Course Workbook:  Foundations of Real Estate Appraisal. Latest Edition, The University of
British Columbia.

Note:  Photocopied texts are not permitted.

You may order textbooks directly from UBC, please use the following link and click on the tab "Diploma, AIC Books"

Reference Material

Required Supplies
Notebook or three-ring binder, paper, pens, highlighter, above noted text, calculator.

All students must have access to a personal computer when taking any Appraisal Institute course. You will find that a computer is a necessary tool in preparing and submitting your assignments, viewing your assignment answer guides, and for creating effective study notes to help you prepare for your examination. Students should also ensure that they have a high-quality printer (e.g., an inkjet or a laser) which will provide clear printouts of information from the Real Estate Division website.

All students must arrange for some form of Internet access. All of the Appraisal Institute’s courses offer numerous online course resources. Students should ensure they have Internet access prior to beginning their course work.

Promotion Policy

Grading Policy
A+ 90%  to  100%
A 80%  to  89%
B+ 75%  to  79%
B 70%  to  74%
C+ 65%  to  69%
C 60%  to  64%
D+ 55%  to  59%
D 50%  to  54%
F 0%    to  49% (Not a Pass)
EXC Excellent
SAT Satisfactory
UNSAT Unsatisfactory

For further information, see a copy of the Academic Policy, available online ( or at Seneca's Registrar's Offices.

Modes of Evaluation
Since this is a professional credit course, marking standards reinforce professional practice by
demanding legible, neat documents. Material should be grammatically correct as a result of
accurate proof-reading, proper spelling and punctuation. Late assignments are penalized at the
discretion of the instructor.

Students must pass the final examination to pass the course.

Absenteeism and Tests

  • Students should be aware that absenteeism will impact on their ability to achieve satisfactory grades.
  • If you are absent for a test or examination due to an emergency (death in the family, motor vehicle accident – not usually a business trip) official documentation must be provided to the Faculty of Continuing Education and Training Program Coordinator’s office, fax number 416-756-4360, prior to the test or examination and no later than the following day.
  • Assignments, tests or examinations missed without official documentation and approval, see previous bullet, result in a grade of zero.
  • A minimum grade of 50% on the final examination and 50% overall in the course is required to obtain a Seneca credit.           
  • Requirements for the UBC Certificate in Real Property Assessment require a minimum grade of 50% on the final examination and a minimum overall grade of 60% in the course.  
  • Requirements for credits with the Institute of Municipal Assessors and the Appraisal Institute of Canada require a minimum grade of 50% on the final examination and a minimum overall grade of 60% in the course.
Grading is based on the following marking scheme:
Assignments 15%
Project 1 10%
Project 2 25%
Final Exam  50%
 Project 1: Appraisal research exercises: 10% of final grade.

    This project requires the student to apply some of the course concepts towards several
    short practical case study scenarios while explaining various appraisal issues.
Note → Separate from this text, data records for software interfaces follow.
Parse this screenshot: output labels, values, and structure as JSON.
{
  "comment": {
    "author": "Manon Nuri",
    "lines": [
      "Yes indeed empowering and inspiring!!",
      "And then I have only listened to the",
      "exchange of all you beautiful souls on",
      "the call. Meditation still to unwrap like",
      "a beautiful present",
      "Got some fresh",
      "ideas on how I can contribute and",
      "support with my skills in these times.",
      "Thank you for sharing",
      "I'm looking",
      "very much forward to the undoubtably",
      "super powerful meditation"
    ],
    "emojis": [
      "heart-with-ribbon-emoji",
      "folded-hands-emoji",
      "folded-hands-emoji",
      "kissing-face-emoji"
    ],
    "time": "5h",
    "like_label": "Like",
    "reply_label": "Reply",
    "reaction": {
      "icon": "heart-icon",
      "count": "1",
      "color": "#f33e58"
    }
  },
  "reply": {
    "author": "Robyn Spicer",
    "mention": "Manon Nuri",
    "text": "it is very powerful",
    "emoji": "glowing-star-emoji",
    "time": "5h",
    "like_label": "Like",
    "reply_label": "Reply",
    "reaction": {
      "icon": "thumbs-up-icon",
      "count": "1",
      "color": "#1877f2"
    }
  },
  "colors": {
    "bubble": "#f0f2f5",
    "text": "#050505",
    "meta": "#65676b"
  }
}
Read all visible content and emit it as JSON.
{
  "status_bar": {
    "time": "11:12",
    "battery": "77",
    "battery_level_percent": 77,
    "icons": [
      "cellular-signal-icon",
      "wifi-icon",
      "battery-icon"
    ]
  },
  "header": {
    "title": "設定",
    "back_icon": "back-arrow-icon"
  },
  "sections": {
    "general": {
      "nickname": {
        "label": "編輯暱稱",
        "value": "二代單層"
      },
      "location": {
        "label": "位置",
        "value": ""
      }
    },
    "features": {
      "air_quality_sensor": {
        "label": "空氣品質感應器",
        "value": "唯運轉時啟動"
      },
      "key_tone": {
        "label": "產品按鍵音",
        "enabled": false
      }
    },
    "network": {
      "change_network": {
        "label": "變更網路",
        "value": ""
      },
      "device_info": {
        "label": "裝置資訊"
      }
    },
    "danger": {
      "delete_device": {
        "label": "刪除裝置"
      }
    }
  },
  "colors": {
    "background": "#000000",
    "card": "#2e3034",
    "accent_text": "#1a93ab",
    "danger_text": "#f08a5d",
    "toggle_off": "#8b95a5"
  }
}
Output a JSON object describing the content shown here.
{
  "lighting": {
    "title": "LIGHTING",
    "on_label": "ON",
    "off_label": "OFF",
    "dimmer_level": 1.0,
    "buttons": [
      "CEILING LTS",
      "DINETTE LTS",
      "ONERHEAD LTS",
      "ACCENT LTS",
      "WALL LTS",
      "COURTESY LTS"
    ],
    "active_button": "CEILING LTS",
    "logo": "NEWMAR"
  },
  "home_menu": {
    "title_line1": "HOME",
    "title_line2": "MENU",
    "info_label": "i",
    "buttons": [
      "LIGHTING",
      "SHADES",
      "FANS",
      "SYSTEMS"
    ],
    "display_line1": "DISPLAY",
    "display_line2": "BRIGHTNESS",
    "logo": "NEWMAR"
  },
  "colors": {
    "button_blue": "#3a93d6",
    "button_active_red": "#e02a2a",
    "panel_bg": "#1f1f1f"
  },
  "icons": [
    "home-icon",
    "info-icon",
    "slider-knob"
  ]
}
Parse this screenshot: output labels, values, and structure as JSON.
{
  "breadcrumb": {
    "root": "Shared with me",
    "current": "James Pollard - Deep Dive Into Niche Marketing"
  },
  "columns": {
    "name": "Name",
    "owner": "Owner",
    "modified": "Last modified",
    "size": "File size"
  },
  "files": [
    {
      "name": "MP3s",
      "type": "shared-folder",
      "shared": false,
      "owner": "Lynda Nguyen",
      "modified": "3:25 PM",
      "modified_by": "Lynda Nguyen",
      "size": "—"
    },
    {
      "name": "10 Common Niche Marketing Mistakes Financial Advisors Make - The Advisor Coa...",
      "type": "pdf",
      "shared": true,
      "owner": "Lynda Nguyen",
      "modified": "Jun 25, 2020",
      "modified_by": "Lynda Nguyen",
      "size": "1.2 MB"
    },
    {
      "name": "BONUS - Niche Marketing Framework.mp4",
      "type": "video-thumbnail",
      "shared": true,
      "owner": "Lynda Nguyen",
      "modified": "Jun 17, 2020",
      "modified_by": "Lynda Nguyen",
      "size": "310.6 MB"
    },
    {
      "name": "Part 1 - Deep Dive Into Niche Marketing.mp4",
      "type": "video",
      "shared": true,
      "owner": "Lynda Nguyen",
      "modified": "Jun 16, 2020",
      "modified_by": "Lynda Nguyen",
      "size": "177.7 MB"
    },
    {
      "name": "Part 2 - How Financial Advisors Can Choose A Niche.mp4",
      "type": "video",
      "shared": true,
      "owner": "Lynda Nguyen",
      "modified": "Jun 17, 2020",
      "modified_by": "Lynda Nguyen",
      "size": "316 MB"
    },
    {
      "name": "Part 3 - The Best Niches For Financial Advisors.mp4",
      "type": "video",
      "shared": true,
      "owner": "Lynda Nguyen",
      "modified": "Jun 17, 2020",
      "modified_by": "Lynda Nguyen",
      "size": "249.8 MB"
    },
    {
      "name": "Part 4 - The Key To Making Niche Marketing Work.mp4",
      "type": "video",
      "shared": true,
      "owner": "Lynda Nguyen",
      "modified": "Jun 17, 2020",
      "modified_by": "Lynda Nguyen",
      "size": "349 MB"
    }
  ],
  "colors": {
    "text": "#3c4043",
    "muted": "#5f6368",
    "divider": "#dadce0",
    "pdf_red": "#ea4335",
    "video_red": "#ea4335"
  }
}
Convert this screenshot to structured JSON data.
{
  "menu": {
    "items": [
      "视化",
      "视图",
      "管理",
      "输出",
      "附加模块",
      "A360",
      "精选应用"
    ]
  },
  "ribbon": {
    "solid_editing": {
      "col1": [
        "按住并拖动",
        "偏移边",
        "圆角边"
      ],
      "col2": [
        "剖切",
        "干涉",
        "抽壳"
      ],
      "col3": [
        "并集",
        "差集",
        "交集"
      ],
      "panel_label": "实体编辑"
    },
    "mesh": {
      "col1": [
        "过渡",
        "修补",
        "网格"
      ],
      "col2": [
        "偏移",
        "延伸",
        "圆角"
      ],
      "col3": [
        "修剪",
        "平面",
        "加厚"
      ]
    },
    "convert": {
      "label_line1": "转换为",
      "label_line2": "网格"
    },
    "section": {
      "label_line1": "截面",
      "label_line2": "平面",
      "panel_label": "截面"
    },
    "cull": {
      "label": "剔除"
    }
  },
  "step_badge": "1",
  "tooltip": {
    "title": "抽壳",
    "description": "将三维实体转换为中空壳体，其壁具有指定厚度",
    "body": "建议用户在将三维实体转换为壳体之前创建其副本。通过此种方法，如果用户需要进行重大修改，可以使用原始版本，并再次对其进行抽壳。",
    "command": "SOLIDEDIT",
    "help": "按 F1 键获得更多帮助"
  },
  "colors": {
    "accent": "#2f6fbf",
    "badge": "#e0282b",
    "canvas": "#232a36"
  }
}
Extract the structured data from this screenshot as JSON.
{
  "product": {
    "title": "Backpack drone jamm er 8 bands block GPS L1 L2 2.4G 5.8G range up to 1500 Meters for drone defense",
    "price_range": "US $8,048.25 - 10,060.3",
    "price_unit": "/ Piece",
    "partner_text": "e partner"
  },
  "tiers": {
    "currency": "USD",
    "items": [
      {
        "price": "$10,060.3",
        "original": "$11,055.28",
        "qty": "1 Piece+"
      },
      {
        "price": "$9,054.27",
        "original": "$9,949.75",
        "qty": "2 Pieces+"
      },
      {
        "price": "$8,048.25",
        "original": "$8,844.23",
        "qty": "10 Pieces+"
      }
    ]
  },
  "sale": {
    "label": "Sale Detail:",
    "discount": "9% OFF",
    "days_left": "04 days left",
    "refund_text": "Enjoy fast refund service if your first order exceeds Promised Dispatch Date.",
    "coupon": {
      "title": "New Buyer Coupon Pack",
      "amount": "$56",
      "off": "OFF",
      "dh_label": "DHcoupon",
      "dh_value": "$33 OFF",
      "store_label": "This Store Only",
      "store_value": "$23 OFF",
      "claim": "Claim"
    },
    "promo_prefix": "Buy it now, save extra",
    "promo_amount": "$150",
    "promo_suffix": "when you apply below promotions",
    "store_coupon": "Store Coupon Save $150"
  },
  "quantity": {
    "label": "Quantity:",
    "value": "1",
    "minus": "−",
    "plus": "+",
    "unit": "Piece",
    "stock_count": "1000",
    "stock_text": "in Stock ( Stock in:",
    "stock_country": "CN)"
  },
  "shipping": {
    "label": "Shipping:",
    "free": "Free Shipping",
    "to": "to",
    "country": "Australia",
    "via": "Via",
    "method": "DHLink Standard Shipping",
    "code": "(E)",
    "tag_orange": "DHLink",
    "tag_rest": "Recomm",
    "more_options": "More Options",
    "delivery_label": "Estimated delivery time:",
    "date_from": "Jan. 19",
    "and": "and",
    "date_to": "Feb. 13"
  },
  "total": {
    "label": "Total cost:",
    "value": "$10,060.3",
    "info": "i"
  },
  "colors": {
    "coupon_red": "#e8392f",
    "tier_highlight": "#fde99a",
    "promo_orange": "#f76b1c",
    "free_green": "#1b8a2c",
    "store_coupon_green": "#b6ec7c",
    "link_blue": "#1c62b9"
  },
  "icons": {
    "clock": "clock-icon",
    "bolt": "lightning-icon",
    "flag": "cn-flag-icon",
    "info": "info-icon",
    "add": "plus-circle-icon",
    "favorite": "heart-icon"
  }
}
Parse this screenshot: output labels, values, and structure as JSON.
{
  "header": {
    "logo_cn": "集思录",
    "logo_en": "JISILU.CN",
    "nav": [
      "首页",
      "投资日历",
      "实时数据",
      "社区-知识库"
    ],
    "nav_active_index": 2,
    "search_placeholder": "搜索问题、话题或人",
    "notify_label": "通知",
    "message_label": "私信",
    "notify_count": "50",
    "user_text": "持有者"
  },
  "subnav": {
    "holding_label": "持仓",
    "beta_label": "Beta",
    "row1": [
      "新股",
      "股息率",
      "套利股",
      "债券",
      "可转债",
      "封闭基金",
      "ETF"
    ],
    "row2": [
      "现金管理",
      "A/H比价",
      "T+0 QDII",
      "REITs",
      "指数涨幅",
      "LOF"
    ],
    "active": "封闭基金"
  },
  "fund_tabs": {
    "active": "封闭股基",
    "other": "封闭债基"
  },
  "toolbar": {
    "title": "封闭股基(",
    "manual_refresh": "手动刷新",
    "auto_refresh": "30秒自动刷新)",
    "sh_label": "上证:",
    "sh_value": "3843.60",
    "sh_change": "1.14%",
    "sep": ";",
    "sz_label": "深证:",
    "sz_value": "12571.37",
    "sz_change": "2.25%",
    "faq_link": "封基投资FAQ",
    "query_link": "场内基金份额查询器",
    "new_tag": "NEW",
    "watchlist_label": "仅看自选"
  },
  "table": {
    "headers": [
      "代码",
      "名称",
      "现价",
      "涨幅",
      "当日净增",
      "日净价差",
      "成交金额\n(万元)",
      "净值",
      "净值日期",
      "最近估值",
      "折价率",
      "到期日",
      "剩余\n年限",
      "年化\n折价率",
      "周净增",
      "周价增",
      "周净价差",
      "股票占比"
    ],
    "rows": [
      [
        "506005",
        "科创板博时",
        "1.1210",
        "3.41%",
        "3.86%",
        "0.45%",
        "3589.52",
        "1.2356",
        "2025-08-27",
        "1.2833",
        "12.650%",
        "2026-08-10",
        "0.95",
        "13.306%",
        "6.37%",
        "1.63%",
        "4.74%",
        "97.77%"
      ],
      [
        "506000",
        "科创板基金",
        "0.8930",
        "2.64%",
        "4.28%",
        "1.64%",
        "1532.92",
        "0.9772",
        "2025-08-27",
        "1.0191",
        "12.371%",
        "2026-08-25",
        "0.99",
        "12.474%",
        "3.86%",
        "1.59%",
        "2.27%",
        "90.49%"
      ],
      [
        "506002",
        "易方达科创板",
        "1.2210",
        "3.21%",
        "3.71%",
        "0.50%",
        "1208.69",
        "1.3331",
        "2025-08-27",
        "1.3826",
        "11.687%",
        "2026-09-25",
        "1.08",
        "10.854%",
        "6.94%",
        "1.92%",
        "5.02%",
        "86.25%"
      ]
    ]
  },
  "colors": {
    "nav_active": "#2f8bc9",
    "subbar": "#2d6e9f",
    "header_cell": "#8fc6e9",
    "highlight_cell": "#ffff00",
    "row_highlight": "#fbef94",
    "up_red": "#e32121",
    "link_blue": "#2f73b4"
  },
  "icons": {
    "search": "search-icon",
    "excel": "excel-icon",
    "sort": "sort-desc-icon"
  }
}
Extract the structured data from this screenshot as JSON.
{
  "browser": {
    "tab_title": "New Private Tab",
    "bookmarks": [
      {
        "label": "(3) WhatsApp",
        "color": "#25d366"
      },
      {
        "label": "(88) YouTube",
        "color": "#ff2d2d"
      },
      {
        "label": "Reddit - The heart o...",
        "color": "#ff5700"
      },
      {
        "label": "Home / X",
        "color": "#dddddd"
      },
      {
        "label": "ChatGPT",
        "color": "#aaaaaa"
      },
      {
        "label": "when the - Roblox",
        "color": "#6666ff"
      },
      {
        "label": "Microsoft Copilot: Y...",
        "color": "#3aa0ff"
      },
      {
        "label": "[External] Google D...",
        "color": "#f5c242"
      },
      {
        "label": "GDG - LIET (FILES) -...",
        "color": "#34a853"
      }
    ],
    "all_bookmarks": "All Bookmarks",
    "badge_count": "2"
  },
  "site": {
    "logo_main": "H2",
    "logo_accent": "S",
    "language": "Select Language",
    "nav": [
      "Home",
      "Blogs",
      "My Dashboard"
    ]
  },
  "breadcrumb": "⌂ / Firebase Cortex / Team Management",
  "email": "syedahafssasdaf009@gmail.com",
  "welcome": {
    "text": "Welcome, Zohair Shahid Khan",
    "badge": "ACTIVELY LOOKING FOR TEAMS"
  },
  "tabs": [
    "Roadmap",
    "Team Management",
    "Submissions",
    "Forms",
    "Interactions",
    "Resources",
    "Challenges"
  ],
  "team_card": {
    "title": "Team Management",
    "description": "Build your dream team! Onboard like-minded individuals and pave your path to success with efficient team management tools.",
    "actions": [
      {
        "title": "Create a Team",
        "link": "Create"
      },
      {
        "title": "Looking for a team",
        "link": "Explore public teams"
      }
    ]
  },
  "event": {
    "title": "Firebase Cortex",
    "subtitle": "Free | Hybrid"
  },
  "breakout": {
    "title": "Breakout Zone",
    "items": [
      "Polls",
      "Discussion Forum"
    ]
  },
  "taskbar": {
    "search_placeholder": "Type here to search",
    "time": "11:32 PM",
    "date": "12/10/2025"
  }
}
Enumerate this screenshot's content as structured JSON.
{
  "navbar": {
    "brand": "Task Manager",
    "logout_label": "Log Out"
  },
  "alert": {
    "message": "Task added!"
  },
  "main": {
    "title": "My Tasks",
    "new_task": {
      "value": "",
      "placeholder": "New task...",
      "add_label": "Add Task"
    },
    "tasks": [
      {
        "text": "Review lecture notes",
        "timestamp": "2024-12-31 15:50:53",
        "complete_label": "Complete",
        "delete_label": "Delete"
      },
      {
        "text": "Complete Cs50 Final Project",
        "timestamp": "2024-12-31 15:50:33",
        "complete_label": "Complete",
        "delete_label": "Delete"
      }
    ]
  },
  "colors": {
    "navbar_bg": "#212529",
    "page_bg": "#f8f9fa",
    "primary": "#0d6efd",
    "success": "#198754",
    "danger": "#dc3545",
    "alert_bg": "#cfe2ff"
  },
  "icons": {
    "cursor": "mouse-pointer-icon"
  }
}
They are
    then required to do field work. First, they must carry out a property inspection, involving
    a physical site analysis on a property selected by the student. Second, they are required to
    complete a research project focusing on an aspect of real estate appraisal chosen by the
    students, either on the Internet or based on published sources.

Project 2: Single-family residential appraisal: 25% of final grade.

    This project requires students to carry out an appraisal of a residential property. This
    requires that students have physical access to a building for inspection as well as information
    on its ownership and financial attributes. Students must carry out field work including a
    neighbourhood analysis, data gathering, finding and reviewing comparable properties, interviews
    with market participants, etc.

Please keep this document for future reference.  It will be required if you apply to another educational institution and seek advanced standing.

Academic Program Manager:
Jean-Pierre Patry

Approved by: Jean-pierre Patry